Classic Classified: 1985 Maserati Biturbo
From: Hemmings Motor News, March 1989
Price then: $25,000 ($50,400 adjusted for inflation)
Price now: $1,500–$6,300 (accounting for automatic transmission)
Approximate dollar difference: -$44,100 (assuming #1 condition)
Annual rate of return: -7.1%
85 Maserati Bi-Turbo, only appreciated as a collector car, new, 5,000 actual miles, black w/leather seats, intra cooler, fog-lights, chrome wheels, auto trans, smoked windows, excellent condition, $25,000 pp.

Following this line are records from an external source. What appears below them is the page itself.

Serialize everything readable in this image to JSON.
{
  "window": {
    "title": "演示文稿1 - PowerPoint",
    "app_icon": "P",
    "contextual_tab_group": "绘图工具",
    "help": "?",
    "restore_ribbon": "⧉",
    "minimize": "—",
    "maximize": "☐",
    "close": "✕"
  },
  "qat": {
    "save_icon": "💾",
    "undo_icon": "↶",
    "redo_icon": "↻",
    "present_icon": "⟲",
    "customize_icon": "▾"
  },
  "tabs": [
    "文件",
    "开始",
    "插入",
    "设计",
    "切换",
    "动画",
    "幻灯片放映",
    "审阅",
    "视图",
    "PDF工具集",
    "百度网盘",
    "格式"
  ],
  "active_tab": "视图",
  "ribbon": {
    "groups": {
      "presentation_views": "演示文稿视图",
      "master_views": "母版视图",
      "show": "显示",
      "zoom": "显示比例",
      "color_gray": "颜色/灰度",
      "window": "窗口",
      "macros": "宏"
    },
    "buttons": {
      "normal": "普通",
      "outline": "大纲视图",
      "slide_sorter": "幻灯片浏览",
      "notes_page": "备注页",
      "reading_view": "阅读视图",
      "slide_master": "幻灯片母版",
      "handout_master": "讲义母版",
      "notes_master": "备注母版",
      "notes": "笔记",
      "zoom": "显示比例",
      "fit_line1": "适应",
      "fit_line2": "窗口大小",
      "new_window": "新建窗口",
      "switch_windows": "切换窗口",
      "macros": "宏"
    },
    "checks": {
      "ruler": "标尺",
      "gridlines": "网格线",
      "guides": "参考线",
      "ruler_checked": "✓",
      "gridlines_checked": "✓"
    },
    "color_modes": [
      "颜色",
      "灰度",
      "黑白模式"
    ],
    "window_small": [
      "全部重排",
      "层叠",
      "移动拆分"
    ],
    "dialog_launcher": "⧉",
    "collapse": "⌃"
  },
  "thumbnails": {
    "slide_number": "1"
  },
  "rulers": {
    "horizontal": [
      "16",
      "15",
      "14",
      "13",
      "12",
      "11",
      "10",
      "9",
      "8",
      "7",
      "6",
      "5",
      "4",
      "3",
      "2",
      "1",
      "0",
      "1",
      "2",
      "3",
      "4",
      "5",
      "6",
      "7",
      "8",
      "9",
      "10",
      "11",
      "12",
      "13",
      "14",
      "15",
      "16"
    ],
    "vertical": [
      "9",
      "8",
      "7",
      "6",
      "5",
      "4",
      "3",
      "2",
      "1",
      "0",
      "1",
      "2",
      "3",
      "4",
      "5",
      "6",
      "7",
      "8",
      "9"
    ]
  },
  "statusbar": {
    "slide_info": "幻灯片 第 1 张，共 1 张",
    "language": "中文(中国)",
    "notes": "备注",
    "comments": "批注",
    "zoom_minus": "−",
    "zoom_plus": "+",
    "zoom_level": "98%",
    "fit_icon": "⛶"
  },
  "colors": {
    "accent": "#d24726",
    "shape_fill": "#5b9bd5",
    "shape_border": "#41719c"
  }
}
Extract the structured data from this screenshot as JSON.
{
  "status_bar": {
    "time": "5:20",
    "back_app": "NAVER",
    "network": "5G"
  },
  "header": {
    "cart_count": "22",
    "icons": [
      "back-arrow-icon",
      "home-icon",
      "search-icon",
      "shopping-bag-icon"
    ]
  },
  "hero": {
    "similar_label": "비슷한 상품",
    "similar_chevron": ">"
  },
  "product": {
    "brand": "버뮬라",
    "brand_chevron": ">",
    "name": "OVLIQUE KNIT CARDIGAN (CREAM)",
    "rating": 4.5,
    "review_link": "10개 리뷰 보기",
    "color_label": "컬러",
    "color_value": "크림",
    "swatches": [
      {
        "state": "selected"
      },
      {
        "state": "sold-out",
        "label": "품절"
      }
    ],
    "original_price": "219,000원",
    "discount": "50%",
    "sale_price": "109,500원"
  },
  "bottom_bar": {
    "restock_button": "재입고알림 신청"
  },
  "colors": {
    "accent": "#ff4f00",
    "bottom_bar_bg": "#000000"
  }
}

The Biturbo was a big departure for Maserati. Consumers used to the expensive, exotic mid-engine cars like the Bora and Khamsin must have been quite surprised to see a small GT car with the dimensions of a BMW 3 Series sporting a Maserati badge when it came out in 1981. With a twin-turbo V-6 and a ZF five-speed, it all sounded like a recipe for a fantastic performance car worthy of the Maserati trident, but things didn’t work out that way.
The Biturbo is the car that Maserati enthusiasts love to hate, and sits only above the Chrysler TC at the very bottom of the Maserati ladder. The carbureted versions (like this one) are known to be mechanically fragile (rumors of self-immolation even exist) and repair bills are known to be very high. This is a Maserati, after all, true to both positive and negative stereotypes. These factors mean that Biturbos have long been very cheap for high-end Italian cars, but back when this car was for sale it was still a lightly used car and priced as such. Whoever bought it must have soon realized that the car was a money pit on depreciation alone, not to mention the bank account bleeding resulting from each trip to the shop. To add insult to injury, Biturbos equipped with the three-speed automatic like this one are worth around 25 percent less than five-speed cars on average. It’s hard to think of a worse place to put this much money.